Every Connecticut Risk of Injury case triggers a Connecticut DCF investigation. A defense attorney can help in multiple ways when you are accused of risk of injury to a minor. They can help gather evidence to refute the criminal allegations, they can help you navigate the DCF investigation, and they can help argue for alternative or lesser penalties whenever possible. A top DCF lawyer who has handled risk of injury cases in the past can analyze your case and devise the best plan to get you a positive outcome in both your criminal case and DCF investigation.Will DCF Get Involved After a Risk of Injury Arrest?
Yes. DCF gets involved when there are concerns over potential child abuse or neglect. The police are mandatory reporters in the State of Connecticut, and if they respond to a call for risk of injury to a minor and fear that the child might be abused or neglected, they will call DCF to make a complaint. DCF will then begin an investigation very quickly. DCF is separate from the criminal court and the outcomes of a DCF investigation do not involve jail. DCF will either dismiss allegations or substantiate them. If they substantiate allegations, this can be hurtful in the criminal court.Is What I Tell DCF Investigators Confidential?
No. Anything you say to DCF investigators can later be used against you in the DCF investigation and possibly even in a related criminal case. This is why understanding how to answer questions while protecting your rights is so important. A top Norwalk DCF investigations attorney can help you expect questions by going over commonly asked questions ahead of time, so you know how to best respond.What is Risk of Injury to a Minor?
The definition of risk of injury to a minor in Connecticut can be found in Connecticut General Statutes (C.G.S.) § 53-21. There are three different scenarios under which someone can be charged with risk of injury to a minor:

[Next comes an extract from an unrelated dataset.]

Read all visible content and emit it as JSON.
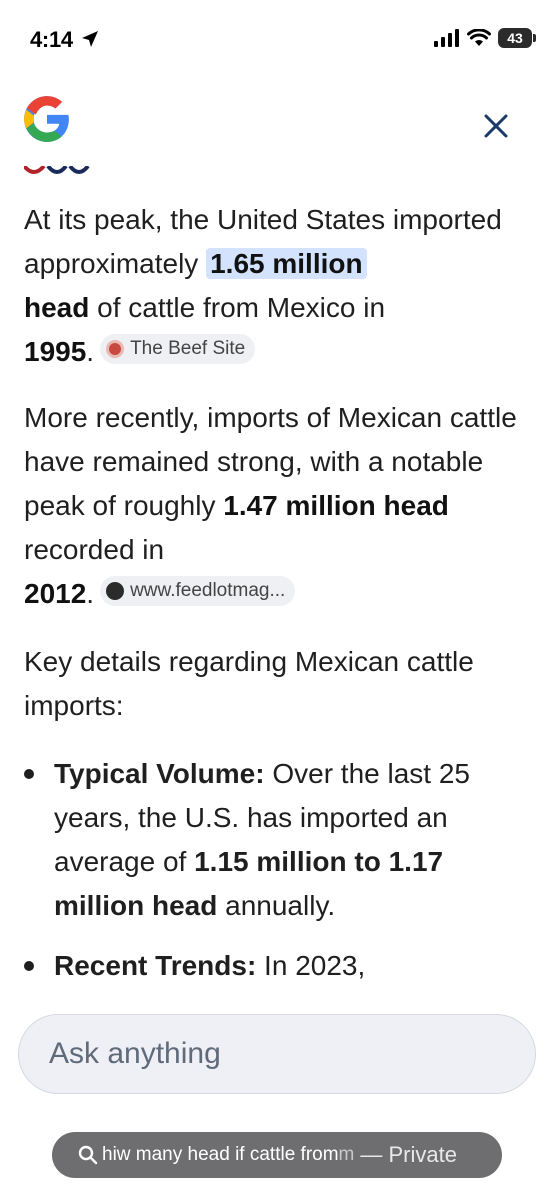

- Willfully or unlawfully causing or allowing a child to be placed in a situation where their physical health, safety or morals are at risk of endangerment or impairment;
The first prong is rather broad, and the police have discretion to decide what does and does not constitute risk of injury at initial glance. Oftentimes, Stamford defense lawyers see this charged in addition to other crimes like possession of drugs, assault, etc.
Click here for specifics on how to handle a DCF investigation following a Stamford Risk of Injury arrest.Can I go to Jail for Risk of Injury?
Yes, you can. Depending on the specifics of the arrest, Risk of Injury is either a class C felony or a class D felony. A Class C felony carries the potential for up to 10 years in jail and / or a fine of up to $10,000. A Class B felony carries the potential for up to 20 years in jail and / or a fine of up to $20,000.
If you are charged with having contact with the intimate parts of a minor under 13 years old, the penalty involves a 5 year mandatory minimum sentence, which means 5 years of the sentence cannot be suspended.Contact a Stamford Risk of Injury Lawyer Today
Mounting a defense to both your criminal case and DCF investigation are critical to preserving your freedom and reputation. Check out our certified reviews on Avvo.com. To learn more about how a lawyer can help in your specific situation, reach out to the lawyers at Mark Sherman Law today.